__TASK STATEMENT__:
The word to find is "date". State how many lines below contain it, giving only the number.
■ ■ ■
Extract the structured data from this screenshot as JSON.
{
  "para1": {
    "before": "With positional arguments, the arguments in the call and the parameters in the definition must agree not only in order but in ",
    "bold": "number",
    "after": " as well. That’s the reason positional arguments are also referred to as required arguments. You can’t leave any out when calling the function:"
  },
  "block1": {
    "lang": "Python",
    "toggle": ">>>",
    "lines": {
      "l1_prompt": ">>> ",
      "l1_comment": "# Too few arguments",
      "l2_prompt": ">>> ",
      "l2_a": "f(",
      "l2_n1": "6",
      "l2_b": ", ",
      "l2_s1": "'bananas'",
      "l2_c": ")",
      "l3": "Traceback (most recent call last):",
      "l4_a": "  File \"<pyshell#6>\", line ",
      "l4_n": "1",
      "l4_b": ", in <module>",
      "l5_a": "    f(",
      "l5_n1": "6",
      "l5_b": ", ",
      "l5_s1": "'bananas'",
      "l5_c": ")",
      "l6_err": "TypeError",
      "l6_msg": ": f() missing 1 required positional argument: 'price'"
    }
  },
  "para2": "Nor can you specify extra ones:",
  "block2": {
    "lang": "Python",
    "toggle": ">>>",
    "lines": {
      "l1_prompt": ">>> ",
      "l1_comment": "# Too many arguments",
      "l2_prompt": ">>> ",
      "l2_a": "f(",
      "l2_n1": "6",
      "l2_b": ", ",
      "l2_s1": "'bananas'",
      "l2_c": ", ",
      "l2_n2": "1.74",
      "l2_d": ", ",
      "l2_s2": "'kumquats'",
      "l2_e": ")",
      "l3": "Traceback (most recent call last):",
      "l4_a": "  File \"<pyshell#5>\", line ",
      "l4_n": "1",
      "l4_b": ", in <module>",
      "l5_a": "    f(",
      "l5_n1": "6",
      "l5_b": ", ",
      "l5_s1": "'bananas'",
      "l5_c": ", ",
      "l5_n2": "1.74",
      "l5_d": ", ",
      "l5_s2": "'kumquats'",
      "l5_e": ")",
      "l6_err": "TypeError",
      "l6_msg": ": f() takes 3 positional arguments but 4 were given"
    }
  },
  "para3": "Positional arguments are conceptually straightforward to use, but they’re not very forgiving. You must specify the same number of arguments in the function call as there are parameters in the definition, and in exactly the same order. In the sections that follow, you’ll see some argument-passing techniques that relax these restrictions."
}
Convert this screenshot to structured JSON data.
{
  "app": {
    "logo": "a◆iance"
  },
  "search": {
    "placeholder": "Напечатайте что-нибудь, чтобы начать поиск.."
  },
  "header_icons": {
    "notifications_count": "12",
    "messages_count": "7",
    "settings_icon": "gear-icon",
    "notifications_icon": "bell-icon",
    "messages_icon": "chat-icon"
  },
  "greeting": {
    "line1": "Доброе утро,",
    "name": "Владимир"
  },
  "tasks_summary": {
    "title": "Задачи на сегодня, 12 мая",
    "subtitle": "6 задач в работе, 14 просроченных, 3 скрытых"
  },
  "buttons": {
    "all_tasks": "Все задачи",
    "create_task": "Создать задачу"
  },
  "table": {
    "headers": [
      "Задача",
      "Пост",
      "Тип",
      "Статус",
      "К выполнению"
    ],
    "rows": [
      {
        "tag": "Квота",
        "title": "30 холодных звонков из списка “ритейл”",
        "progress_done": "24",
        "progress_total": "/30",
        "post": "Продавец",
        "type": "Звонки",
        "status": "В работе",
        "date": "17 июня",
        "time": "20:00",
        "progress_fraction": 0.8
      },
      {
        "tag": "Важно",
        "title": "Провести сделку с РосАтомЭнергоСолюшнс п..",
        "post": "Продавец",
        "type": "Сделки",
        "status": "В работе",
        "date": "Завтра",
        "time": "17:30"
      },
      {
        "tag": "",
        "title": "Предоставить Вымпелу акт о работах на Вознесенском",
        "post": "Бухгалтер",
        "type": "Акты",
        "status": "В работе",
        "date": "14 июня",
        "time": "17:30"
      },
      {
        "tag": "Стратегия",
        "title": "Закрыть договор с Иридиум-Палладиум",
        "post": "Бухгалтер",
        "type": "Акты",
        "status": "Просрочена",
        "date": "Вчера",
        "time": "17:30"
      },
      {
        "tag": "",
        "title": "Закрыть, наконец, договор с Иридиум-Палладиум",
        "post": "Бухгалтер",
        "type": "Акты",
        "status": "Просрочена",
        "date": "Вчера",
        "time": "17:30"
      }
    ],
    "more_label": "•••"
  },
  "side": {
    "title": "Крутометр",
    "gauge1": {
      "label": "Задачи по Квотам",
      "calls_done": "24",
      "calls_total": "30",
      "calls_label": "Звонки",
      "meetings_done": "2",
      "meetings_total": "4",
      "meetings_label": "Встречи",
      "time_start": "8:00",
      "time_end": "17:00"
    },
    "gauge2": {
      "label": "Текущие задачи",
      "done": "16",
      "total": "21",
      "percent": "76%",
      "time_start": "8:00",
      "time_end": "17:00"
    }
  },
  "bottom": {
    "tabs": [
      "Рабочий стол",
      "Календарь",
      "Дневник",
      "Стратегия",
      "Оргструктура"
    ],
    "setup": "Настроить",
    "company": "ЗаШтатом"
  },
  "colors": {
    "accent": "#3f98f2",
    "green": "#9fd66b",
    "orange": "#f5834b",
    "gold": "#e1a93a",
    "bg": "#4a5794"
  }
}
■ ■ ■
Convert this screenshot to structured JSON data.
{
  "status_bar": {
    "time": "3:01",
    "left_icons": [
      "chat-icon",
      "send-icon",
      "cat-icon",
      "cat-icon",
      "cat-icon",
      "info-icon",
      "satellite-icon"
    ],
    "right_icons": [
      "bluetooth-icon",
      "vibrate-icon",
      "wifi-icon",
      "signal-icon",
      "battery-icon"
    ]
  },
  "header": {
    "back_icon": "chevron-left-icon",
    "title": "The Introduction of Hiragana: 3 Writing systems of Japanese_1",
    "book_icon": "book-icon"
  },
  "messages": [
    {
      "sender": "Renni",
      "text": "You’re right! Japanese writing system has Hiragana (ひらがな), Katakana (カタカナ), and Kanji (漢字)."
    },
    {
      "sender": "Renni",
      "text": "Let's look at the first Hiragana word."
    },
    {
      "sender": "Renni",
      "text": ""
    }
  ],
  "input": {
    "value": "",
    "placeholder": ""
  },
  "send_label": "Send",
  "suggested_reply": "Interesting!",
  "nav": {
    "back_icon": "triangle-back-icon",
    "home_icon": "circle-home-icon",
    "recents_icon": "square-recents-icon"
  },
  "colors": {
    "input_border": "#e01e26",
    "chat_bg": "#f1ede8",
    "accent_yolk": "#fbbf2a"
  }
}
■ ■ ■
__ANSWER FOR THE TASK__:
5